Skip to content

Update from the Gallery regarding COVID-19

The Art Gallery of New South Wales is open. We are observing strict physical distancing and hygiene measures to protect the health of visitors and staff and minimise the spread of COVID-19 (coronavirus). Read the latest visit information




Contemporary art

Aboriginal and Torres Strait Islander art

View More:


Garnkiny Ngarrangkarni



Mabel Juli


circa 1931 -

Language group

Gija, Kimberley region


Mabel Juli was born at Five Mile, near Moola Boola Station. She was only a baby when she was taken to Springvale Station where her mother worked. As a child Juli worked on the station, initially in the garden and then later doing domestic duties. She left Springvale with her promised husband when she was quite young and together they moved around the Kimberley, working on various stations including Bedford Downs and Bow River. Juli started painting for the market in the 1980s after watching Rover Thomas and Queenie McKenzie with their work. As Juli states in the DVD 'True Stories: Artists of the East Kimberley' (AGNSW 2002):

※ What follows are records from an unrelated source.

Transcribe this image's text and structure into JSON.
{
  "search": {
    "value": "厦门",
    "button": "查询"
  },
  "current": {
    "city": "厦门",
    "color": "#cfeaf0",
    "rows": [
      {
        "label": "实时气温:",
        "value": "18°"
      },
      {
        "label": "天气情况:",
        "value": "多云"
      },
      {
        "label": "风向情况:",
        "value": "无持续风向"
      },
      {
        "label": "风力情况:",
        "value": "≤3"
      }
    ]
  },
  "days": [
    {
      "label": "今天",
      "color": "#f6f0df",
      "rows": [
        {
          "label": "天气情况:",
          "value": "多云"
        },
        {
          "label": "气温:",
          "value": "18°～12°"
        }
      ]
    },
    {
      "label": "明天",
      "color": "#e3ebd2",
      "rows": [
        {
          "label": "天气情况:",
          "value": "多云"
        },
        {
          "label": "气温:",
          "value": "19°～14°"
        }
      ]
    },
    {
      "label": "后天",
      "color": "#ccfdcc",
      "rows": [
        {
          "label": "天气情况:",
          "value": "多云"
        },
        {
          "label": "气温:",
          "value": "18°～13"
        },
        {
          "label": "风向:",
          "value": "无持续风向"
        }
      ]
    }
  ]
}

'We learn through by that two old people now; old Gurrir Gurrir boss and aunty. That's why we do all them paintings now. But we don't do painting for them. We do our painting, our country. That's for that old people ... I don't get anybody to tell me to do painting, I do my own painting. I know what I can do. I know what I can paint in my country. I picture my country, you know. I know all the place here.'

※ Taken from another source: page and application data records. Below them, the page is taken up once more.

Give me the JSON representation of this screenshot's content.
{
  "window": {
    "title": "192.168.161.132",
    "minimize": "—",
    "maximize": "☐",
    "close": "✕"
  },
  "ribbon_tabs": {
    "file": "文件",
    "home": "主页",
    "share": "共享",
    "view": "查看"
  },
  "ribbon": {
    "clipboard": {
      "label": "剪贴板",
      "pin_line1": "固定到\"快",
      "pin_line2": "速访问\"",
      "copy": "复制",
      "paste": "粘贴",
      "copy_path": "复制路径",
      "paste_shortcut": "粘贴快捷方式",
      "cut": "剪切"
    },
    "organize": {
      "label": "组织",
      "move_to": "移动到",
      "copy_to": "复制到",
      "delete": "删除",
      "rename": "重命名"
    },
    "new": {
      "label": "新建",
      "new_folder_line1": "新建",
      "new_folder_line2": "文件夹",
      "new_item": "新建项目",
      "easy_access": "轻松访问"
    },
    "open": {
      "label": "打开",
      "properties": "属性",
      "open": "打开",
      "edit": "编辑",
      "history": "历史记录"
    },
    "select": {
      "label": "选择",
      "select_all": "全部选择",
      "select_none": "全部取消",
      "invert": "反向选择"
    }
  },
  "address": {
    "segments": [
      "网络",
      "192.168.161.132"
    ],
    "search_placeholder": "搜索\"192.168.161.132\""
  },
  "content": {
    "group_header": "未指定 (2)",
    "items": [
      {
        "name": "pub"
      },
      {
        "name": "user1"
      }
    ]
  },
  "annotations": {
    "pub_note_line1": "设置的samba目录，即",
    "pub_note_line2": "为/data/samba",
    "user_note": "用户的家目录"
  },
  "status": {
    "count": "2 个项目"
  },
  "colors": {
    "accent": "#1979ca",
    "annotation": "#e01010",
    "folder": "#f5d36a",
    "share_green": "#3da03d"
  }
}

Juli is one of the leading artists working through Warmun Art Centre where her brother Rusty Peters also works.

The Art Centre documentation for this works states:
This is Yariny Country in Darrajayin (Springvale Station) which lies south of Warmun. This is Mabel's country. In the Ngarranggarni (Dreaming) Garnkiny, the moon was a man. One day Garnkiny came back from hunting kangaroo and saw a girl sitting with her mother. She was very beautiful with long black hair and he fell in love with her instantly. This woman was Dawool, the black-headed snake. She was also Garnkiny's mother in law, and so it was taboo for him to marry her. The people asked him, "who do you want for a wife?" He answered, "doyen, doyen (that one, that one)", pointing to Darwool. But they said "No, she's your mother in law, you must marry one of these promised girls, these nyawana - Dawool's daughters". The people told him "You must go away". Angrily, he left and walked some way before he sat down and turned into hill. He cursed the people, telling them they were going to die, but that he would always live. As the moon he came back to life every month.

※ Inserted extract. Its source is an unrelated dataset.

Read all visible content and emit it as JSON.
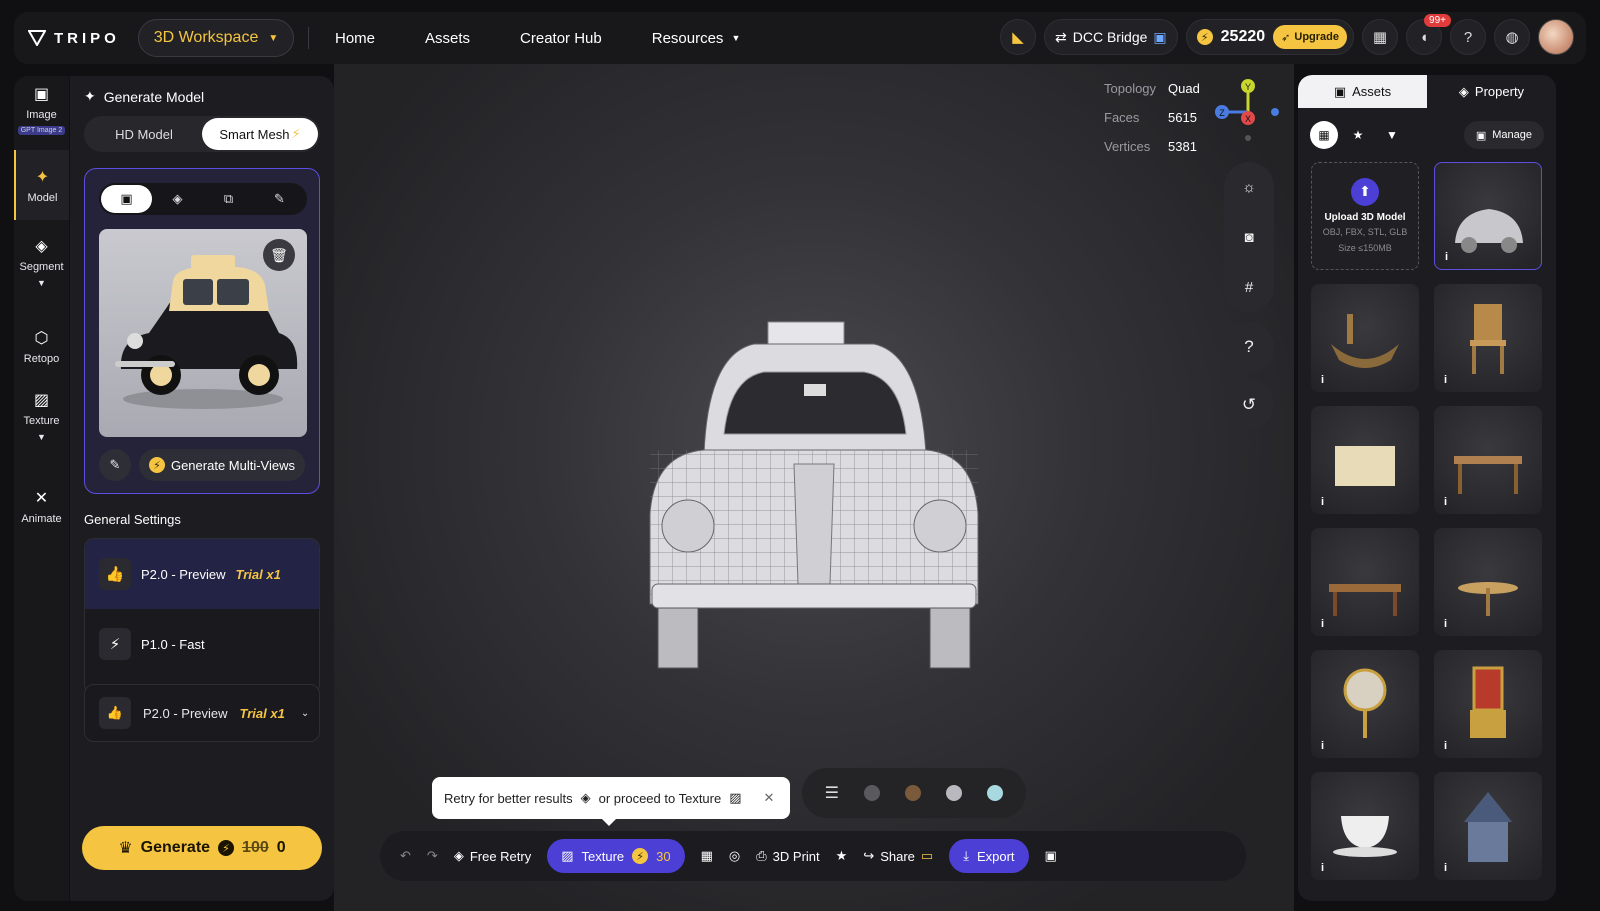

© Australian Art Department, Art Gallery of New South Wales, 2006


Other Titles

Karngin Ngarranggarni

Karrngin Ngarrangkarni

Alternative title

Garnkiny Ngarranggarni



Media category


Materials used

natural earth pigments on canvas


182.0 x 152.0 cm stretcher


Purchased with funds provided by the Aboriginal Collection Benefactors' Group 2006

Accession number


Artist information

Mabel Juli

Works in the collection


Shown in 3 exhibitions

Exhibition history

  • The Dreamers (2009-10), Art Gallery of New South Wales, Sydney, 09 May 2009–15 Aug 2010

  • Sentient lands, Art Gallery of New South Wales, Sydney, 04 Jun 2016–08 Oct 2017

  • Under the Stars, Art Gallery of New South Wales, Sydney, 21 Mar 2020–2021

Referenced in 1 publication


Hetti Perkins, Art + soul: a journey into the world of Aboriginal art, 'Dreams + nightmares', pg. 88-153, Carlton, 2010, 89 (colour illus.), 90, 280.